Please copy out the lines in the entries that contain "JSON".

▶ _Recorded data_
********************

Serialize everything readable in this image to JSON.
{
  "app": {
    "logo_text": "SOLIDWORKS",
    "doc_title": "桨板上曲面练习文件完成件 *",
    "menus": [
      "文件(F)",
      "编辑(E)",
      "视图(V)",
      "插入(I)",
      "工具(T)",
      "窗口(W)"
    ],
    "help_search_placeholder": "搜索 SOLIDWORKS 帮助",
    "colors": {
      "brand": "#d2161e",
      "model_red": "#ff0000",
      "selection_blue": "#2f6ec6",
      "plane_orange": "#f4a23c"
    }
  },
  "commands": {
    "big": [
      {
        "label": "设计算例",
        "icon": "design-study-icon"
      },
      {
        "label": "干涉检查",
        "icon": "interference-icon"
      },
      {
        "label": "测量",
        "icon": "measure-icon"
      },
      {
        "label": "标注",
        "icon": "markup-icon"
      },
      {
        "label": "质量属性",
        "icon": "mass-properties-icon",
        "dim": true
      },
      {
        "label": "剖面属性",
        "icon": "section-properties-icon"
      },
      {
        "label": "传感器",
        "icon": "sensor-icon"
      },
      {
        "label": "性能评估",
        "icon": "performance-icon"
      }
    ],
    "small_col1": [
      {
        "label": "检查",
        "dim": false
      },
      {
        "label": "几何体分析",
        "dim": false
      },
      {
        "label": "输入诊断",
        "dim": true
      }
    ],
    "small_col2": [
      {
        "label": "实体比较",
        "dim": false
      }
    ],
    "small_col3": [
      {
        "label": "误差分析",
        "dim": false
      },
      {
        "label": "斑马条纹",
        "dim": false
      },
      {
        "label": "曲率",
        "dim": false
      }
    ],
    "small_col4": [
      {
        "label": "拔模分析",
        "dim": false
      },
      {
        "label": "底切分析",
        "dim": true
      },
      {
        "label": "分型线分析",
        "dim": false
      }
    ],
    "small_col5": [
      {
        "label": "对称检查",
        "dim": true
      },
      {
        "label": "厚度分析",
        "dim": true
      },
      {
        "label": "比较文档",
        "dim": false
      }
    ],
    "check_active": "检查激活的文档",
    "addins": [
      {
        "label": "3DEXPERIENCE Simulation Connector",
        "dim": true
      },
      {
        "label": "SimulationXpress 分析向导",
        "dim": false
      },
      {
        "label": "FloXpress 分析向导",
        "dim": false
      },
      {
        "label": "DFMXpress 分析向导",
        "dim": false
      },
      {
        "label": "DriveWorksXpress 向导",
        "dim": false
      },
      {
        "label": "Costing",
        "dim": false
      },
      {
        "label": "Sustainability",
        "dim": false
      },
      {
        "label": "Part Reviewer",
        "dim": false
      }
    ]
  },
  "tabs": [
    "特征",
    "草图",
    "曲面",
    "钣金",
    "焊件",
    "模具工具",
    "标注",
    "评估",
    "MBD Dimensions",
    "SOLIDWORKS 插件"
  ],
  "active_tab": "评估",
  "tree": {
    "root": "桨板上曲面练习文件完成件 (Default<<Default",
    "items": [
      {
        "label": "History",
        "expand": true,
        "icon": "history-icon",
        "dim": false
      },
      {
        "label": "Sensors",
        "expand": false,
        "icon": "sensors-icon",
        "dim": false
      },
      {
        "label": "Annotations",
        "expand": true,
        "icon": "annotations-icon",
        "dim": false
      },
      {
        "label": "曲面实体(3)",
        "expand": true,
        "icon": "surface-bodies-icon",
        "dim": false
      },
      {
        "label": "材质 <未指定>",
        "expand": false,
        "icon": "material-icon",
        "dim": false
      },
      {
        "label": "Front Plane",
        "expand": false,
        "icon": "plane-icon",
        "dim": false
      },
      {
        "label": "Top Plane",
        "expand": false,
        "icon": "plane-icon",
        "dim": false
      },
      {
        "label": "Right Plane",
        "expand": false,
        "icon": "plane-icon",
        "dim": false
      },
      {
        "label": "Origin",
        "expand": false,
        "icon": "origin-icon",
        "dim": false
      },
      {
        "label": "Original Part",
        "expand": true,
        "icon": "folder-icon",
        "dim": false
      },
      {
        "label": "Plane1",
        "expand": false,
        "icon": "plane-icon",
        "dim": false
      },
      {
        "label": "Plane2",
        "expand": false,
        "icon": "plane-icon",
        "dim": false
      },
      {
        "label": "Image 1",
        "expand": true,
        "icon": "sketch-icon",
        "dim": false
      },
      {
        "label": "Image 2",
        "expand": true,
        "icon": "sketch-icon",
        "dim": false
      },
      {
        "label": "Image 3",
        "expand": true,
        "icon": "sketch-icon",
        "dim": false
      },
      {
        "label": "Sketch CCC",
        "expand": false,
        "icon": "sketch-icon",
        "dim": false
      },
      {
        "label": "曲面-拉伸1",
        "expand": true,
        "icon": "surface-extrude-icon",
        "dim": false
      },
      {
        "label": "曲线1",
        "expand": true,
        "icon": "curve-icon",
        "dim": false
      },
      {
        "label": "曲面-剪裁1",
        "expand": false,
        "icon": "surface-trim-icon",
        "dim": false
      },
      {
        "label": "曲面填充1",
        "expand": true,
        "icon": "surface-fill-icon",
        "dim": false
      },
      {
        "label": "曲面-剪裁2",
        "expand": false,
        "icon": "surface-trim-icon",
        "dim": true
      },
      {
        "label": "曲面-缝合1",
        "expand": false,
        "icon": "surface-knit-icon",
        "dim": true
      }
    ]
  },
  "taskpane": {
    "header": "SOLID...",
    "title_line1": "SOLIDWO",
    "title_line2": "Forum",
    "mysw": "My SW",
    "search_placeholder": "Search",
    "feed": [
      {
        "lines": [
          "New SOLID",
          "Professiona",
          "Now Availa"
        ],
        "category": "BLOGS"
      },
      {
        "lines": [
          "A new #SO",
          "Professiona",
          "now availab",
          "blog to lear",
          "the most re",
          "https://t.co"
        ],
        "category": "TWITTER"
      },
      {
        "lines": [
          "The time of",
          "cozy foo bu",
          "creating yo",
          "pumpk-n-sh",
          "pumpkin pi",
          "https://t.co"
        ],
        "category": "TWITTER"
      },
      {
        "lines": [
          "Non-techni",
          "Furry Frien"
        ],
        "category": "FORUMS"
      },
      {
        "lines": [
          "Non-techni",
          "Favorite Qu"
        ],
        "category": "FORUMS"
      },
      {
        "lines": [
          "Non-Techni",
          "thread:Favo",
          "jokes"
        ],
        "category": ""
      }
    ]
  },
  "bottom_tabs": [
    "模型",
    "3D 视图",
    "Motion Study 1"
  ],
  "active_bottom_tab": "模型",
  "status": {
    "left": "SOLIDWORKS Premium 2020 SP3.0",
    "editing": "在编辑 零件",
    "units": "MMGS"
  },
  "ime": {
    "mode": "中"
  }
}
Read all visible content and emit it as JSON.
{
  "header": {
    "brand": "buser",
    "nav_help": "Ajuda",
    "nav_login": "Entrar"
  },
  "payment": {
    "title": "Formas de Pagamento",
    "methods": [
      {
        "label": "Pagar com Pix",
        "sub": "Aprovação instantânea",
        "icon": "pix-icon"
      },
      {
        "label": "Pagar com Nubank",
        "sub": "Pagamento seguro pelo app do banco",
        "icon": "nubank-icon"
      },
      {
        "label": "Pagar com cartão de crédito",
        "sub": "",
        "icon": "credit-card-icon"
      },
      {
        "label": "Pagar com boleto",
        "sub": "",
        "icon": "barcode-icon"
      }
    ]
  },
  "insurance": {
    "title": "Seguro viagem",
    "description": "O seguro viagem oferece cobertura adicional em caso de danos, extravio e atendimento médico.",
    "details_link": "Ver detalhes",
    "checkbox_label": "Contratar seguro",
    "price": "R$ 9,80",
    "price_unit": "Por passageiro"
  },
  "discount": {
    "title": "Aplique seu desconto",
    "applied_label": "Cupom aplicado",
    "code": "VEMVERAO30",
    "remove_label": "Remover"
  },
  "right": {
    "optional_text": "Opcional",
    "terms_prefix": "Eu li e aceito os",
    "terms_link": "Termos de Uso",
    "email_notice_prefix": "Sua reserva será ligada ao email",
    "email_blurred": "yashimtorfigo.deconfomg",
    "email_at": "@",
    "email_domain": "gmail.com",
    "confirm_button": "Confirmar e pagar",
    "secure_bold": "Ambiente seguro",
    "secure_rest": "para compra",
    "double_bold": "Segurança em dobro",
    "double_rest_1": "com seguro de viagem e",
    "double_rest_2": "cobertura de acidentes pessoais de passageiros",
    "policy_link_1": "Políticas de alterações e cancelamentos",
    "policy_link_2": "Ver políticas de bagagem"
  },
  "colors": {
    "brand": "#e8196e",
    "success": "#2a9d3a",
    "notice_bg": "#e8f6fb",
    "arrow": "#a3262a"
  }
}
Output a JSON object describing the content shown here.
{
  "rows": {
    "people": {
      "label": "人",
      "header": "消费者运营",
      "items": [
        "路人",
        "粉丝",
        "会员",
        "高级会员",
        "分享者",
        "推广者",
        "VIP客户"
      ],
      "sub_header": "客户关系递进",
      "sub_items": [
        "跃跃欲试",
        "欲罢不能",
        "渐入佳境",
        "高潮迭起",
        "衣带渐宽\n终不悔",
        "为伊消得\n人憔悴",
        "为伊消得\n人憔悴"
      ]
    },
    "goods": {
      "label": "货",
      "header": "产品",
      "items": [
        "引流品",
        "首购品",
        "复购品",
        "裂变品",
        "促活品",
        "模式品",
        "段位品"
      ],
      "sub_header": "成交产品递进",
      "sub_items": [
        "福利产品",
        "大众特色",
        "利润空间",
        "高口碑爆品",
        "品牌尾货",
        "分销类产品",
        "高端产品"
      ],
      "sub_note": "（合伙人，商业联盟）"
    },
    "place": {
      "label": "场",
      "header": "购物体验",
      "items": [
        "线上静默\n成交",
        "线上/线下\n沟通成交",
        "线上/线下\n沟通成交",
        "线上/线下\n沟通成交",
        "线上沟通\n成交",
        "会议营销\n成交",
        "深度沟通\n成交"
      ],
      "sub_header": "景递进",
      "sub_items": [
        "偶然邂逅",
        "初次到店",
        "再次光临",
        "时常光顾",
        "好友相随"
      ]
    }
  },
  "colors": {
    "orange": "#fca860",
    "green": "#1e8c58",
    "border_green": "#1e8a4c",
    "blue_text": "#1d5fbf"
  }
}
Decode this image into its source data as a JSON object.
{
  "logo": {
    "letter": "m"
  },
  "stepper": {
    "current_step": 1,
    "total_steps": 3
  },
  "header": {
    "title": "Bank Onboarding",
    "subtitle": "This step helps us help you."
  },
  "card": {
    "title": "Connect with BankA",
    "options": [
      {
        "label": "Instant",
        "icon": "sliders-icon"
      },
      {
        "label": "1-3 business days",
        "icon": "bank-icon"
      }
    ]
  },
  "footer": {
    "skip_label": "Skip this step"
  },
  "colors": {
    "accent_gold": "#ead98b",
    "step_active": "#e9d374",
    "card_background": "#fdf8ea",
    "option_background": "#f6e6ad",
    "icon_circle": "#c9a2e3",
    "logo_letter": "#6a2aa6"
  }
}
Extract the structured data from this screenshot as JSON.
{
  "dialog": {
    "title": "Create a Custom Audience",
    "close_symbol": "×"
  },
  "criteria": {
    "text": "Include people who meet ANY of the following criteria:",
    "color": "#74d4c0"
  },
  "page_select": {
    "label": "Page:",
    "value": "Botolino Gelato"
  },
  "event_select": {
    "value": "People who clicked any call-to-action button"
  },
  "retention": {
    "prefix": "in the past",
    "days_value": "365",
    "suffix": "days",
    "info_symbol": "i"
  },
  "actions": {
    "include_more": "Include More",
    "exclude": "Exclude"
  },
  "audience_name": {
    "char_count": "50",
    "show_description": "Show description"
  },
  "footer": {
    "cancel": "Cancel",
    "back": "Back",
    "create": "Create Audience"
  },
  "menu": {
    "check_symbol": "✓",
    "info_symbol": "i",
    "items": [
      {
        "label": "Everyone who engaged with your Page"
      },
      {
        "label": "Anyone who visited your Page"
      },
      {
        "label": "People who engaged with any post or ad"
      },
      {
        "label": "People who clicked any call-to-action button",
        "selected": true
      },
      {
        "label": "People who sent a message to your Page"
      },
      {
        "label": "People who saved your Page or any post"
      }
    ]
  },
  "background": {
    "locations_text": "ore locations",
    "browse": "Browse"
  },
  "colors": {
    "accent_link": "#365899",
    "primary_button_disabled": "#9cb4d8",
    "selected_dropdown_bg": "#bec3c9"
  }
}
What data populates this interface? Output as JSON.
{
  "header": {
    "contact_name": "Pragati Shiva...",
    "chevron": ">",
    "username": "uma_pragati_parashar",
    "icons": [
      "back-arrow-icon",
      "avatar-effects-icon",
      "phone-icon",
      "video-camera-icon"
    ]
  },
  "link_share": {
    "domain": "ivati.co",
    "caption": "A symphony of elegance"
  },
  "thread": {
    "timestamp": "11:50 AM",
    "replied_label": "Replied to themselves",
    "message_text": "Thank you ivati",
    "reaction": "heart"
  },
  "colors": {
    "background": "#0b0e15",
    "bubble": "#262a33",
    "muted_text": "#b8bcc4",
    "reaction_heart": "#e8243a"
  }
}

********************

▶ _The completed task_
Serialize everything readable in this image to JSON.
Read all visible content and emit it as JSON.
Output a JSON object describing the content shown here.
Decode this image into its source data as a JSON object.
Extract the structured data from this screenshot as JSON.
What data populates this interface? Output as JSON.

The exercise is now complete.